Jan. 24 2022

VinFuture Foundation in Vietnam Honors the Abdool Karims

World-renowned South African scientists and infectious disease epidemiologists Salim and Quarraisha Abdool Karim at Columbia University Mailman School of Public Health and CAPRISA (Centre for the AIDS Programme of Research in South Africa) were honored in Vietnam as one of the inaugural recipients of a VinFuture Special Prize for their groundbreaking research on HIV prevention in South Africa. The VinFuture Foundation, a not-for-profit foundation in Vietnam, was established to honor transformational technological innovations.

The Abdool Karims were awarded the VinFuture Special Prize for Innovators from Developing Countries at a ceremony held on January 20 at the Hanoi Opera House in Hanoi. Guests included Pham Minh Chinh, Prime Minister of Vietnam, as well as several leaders of Vietnam’s government ministries, ambassadors, Nobel laureates, and the Founders of the VinFuture prize. The event features a performance by John Legend.

Bongiwe Ntuli, Chair of the CAPRISA Board, said the Abdool Karims have “tirelessly championed the importance of science in defining the HIV and Covid-19 response ... South Africa is blessed to have such world-class scientists whose research is making the world a better place.”

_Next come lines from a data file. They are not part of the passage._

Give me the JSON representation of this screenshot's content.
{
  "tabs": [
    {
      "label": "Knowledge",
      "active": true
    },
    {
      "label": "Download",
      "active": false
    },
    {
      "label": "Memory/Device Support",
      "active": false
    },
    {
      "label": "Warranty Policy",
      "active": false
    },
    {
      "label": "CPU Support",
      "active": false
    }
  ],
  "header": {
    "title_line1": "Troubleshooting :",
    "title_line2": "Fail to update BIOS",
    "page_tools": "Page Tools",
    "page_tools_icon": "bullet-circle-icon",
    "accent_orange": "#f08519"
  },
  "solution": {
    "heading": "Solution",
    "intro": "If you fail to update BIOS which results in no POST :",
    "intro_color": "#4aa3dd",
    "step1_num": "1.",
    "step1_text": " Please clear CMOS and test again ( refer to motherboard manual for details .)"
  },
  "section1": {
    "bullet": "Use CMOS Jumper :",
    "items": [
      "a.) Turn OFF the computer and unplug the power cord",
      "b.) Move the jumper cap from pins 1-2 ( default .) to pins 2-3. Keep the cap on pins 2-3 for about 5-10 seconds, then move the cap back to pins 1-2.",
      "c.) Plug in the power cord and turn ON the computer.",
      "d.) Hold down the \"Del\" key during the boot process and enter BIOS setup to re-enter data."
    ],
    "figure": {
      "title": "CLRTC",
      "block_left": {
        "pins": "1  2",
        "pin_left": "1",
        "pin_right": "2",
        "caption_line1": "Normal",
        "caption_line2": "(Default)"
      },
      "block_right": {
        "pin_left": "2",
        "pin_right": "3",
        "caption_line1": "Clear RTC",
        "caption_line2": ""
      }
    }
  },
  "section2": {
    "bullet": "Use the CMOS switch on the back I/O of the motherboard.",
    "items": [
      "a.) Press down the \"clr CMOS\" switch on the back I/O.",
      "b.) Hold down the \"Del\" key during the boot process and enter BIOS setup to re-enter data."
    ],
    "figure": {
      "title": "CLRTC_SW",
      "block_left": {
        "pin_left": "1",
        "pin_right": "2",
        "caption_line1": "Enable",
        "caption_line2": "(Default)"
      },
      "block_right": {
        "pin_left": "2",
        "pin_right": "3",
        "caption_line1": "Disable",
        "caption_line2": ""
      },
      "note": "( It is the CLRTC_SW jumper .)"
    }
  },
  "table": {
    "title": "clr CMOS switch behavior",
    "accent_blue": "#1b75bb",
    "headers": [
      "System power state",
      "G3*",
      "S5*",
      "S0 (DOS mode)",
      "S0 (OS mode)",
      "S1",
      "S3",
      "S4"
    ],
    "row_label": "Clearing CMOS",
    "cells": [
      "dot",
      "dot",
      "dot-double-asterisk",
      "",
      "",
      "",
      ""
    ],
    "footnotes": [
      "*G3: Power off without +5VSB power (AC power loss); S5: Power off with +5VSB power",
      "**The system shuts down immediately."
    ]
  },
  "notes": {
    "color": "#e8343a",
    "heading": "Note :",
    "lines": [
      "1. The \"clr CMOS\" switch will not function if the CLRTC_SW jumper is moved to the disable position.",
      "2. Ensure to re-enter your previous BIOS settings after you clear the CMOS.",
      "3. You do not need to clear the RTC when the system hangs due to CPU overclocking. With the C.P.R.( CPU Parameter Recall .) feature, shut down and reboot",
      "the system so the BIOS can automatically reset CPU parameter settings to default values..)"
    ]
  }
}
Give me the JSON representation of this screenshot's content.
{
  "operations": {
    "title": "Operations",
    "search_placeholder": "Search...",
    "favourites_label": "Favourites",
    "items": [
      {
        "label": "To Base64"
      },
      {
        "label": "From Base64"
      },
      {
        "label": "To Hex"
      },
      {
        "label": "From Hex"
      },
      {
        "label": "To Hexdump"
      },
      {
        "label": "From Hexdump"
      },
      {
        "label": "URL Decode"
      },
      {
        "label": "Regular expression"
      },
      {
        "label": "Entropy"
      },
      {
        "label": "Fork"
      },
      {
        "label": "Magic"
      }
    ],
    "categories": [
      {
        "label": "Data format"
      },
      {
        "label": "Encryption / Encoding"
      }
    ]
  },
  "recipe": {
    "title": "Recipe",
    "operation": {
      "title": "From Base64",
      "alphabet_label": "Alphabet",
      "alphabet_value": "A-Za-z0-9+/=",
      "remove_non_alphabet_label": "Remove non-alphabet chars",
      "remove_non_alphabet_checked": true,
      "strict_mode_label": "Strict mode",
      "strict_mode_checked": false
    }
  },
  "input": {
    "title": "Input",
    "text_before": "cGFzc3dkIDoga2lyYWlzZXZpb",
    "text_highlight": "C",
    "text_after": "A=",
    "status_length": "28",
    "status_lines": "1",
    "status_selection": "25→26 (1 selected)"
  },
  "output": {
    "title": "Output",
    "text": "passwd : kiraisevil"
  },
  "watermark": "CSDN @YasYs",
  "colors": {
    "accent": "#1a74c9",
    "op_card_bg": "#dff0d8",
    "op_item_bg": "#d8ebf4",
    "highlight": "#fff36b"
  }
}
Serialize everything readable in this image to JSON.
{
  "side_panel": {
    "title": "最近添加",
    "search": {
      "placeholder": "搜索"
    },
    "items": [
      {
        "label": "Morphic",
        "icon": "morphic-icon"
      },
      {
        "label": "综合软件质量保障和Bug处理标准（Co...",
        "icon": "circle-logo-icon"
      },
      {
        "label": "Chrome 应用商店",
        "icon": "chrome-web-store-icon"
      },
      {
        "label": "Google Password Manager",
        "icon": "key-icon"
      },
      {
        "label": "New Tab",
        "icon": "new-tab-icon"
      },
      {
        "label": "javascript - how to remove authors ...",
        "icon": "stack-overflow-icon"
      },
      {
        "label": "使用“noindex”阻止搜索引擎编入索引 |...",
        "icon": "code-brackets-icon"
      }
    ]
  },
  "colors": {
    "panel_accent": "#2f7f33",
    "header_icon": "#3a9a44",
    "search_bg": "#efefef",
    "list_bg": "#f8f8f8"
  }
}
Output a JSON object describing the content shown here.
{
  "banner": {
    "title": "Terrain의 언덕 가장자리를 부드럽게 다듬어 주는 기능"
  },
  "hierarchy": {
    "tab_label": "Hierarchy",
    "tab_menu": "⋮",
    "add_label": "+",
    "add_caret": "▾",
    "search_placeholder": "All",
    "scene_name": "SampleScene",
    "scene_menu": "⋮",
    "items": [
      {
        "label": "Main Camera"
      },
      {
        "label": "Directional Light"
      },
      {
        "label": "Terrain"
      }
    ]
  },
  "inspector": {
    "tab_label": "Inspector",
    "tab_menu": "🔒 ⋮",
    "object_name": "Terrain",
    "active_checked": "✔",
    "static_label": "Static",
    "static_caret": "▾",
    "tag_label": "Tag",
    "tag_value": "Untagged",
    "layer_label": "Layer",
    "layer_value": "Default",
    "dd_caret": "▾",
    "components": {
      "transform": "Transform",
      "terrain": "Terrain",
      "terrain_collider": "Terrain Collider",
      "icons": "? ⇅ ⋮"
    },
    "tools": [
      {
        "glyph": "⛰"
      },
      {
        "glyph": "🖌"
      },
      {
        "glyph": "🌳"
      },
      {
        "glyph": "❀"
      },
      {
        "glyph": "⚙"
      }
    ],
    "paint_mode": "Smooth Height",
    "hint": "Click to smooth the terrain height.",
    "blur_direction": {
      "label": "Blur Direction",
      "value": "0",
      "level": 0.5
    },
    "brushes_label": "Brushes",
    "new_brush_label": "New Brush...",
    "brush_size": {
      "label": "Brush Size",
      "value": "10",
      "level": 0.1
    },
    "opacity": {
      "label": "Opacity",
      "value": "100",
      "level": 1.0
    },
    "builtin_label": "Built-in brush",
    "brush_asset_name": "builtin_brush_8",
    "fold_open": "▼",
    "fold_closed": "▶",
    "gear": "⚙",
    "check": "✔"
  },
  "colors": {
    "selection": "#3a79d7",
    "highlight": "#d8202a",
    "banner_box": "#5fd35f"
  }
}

Richard Friend, VinFuture Prize Council Chair, said: “The VinFuture Prize recognizes truly outstanding scientific work that has made and will make, a positive impact on the lives of millions, or even billions, of people around the world. The winners have brought new solutions for some of the most significant challenges that humanity is facing, such as infectious diseases and meeting the urgent need for zero-carbon energy. The VinFuture Prize celebrates the power of science and technology to solve global problems.”

The Abdool Karims said: “This specific 2022 prize for scientists in developing countries is a beacon of recognition for the many scientists in the developing world who toil away each day in their laboratories, clinics, and libraries—that scientific excellence is achievable in the midst of adversity. While we serve as its recipients, this prize is recognition for the dedication and commitment to excellence by a team of over 200 researchers in South Africa, with collaborators from 5 continents across the globe, and thousands of volunteers who have participated in our studies over the last 33 years.”

The ceremony honored the winners of the inaugural VinFuture Prizes, including the $3 million VinFuture Grand Prize and three $500,000 Special Prizes for female innovators, innovators from the developing countries, and innovators with outstanding achievements in emerging fields. The VinFuture Grand Prize was awarded to Katalin Kariko, Drew Weissme, and Pieter Cullis—the scientists behind mRNA technology for COVID-19 vaccines. 

Almost 600 nominations across 60 countries were received for the Prize. Of these nominations, nearly 100 came from the world’s most-cited scientists, many of whom are themselves laureates of distinguished awards, such as the Nobel Prize, Japan Prize, and Tang Prize.

Salim Abdool Karim, MBChB, PhD, DSc, is a South African clinical infectious diseases epidemiologist widely recognized for scientific contributions and leadership in AIDS and COVID-19. He is director of CAPRISA Durban, and CAPRISA Professor of Global Health at Columbia Mailman School. Abdool Karim is Pro-Vice-Chancellor (Research) at the University of KwaZulu-Natal and previously served as President of the South African Medical Research Council. He is a member of the WHO Science Council and Vice-President of the International Science Council. He is a member of the African Task Force for Coronavirus and a Commissioner on The Lancet Commission on COVID-19. He was the Chair of the South African Ministerial Advisory Committee on COVID-19.
  
Quarraisha Abdool Karim, PhD, is an infectious diseases epidemiologist, co-founder and associate scientific director of CAPRISA, professor of epidemiology at Columbia Mailman Schoo, and Pro-Vice Chancellor at the University of KwaZulu-Natal. She is the UNAIDS Special Ambassador for Adolescents and HIV and a member of the Steering Groups for the WHO Covid-19 Solidarity Therapeutics Trials and Vaccines Trials. She co-chairs the United Nations Sustainable Development Goal 10 Member Technology Facilitation Mechanism and is a member of the PEPFAR Scientific Advisory Board. She is a member of the U.S. National Academy of Medicine. Her research over the past 33 years has focused on understanding HIV transmission and preventing HIV infection in adolescent girls and young women.